TASK REQUIREMENTS:
The response should consist of the records that follow, printed exactly.

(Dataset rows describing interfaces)
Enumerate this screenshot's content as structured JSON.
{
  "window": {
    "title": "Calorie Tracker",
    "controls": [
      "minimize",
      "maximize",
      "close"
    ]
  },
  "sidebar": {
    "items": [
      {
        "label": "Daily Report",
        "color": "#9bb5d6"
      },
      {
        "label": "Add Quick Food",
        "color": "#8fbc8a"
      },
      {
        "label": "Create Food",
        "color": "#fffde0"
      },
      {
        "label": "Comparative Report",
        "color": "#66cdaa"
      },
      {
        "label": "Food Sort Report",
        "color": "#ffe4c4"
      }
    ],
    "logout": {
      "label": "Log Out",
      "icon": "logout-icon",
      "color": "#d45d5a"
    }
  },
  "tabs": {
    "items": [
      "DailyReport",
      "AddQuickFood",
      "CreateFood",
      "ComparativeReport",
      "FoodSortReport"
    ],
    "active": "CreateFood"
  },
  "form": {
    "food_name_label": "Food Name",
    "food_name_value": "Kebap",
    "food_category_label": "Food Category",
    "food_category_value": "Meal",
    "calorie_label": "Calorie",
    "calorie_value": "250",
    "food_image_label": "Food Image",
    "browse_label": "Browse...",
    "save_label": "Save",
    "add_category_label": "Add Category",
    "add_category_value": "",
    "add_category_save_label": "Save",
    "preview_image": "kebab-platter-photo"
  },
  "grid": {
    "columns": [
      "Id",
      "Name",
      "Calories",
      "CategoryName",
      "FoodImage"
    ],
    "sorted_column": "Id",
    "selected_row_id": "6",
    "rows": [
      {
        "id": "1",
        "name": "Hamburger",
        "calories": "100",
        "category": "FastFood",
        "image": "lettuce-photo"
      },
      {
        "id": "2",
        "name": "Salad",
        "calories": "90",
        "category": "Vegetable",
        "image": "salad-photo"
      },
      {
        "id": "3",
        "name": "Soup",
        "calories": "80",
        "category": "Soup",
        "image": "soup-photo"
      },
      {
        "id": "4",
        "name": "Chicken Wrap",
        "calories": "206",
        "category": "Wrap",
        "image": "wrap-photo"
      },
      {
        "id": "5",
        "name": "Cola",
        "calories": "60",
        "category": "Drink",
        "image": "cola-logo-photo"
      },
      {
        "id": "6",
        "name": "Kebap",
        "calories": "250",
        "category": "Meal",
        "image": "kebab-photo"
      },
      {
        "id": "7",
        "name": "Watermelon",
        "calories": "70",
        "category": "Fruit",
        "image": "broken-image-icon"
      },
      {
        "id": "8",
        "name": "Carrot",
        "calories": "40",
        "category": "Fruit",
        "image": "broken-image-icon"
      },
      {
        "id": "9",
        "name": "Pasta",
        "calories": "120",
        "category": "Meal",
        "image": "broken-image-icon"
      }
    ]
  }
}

RESPONSE TO THE TASK:
Enumerate this screenshot's content as structured JSON.
{
  "window": {
    "title": "Calorie Tracker",
    "controls": [
      "minimize",
      "maximize",
      "close"
    ]
  },
  "sidebar": {
    "items": [
      {
        "label": "Daily Report",
        "color": "#9bb5d6"
      },
      {
        "label": "Add Quick Food",
        "color": "#8fbc8a"
      },
      {
        "label": "Create Food",
        "color": "#fffde0"
      },
      {
        "label": "Comparative Report",
        "color": "#66cdaa"
      },
      {
        "label": "Food Sort Report",
        "color": "#ffe4c4"
      }
    ],
    "logout": {
      "label": "Log Out",
      "icon": "logout-icon",
      "color": "#d45d5a"
    }
  },
  "tabs": {
    "items": [
      "DailyReport",
      "AddQuickFood",
      "CreateFood",
      "ComparativeReport",
      "FoodSortReport"
    ],
    "active": "CreateFood"
  },
  "form": {
    "food_name_label": "Food Name",
    "food_name_value": "Kebap",
    "food_category_label": "Food Category",
    "food_category_value": "Meal",
    "calorie_label": "Calorie",
    "calorie_value": "250",
    "food_image_label": "Food Image",
    "browse_label": "Browse...",
    "save_label": "Save",
    "add_category_label": "Add Category",
    "add_category_value": "",
    "add_category_save_label": "Save",
    "preview_image": "kebab-platter-photo"
  },
  "grid": {
    "columns": [
      "Id",
      "Name",
      "Calories",
      "CategoryName",
      "FoodImage"
    ],
    "sorted_column": "Id",
    "selected_row_id": "6",
    "rows": [
      {
        "id": "1",
        "name": "Hamburger",
        "calories": "100",
        "category": "FastFood",
        "image": "lettuce-photo"
      },
      {
        "id": "2",
        "name": "Salad",
        "calories": "90",
        "category": "Vegetable",
        "image": "salad-photo"
      },
      {
        "id": "3",
        "name": "Soup",
        "calories": "80",
        "category": "Soup",
        "image": "soup-photo"
      },
      {
        "id": "4",
        "name": "Chicken Wrap",
        "calories": "206",
        "category": "Wrap",
        "image": "wrap-photo"
      },
      {
        "id": "5",
        "name": "Cola",
        "calories": "60",
        "category": "Drink",
        "image": "cola-logo-photo"
      },
      {
        "id": "6",
        "name": "Kebap",
        "calories": "250",
        "category": "Meal",
        "image": "kebab-photo"
      },
      {
        "id": "7",
        "name": "Watermelon",
        "calories": "70",
        "category": "Fruit",
        "image": "broken-image-icon"
      },
      {
        "id": "8",
        "name": "Carrot",
        "calories": "40",
        "category": "Fruit",
        "image": "broken-image-icon"
      },
      {
        "id": "9",
        "name": "Pasta",
        "calories": "120",
        "category": "Meal",
        "image": "broken-image-icon"
      }
    ]
  }
}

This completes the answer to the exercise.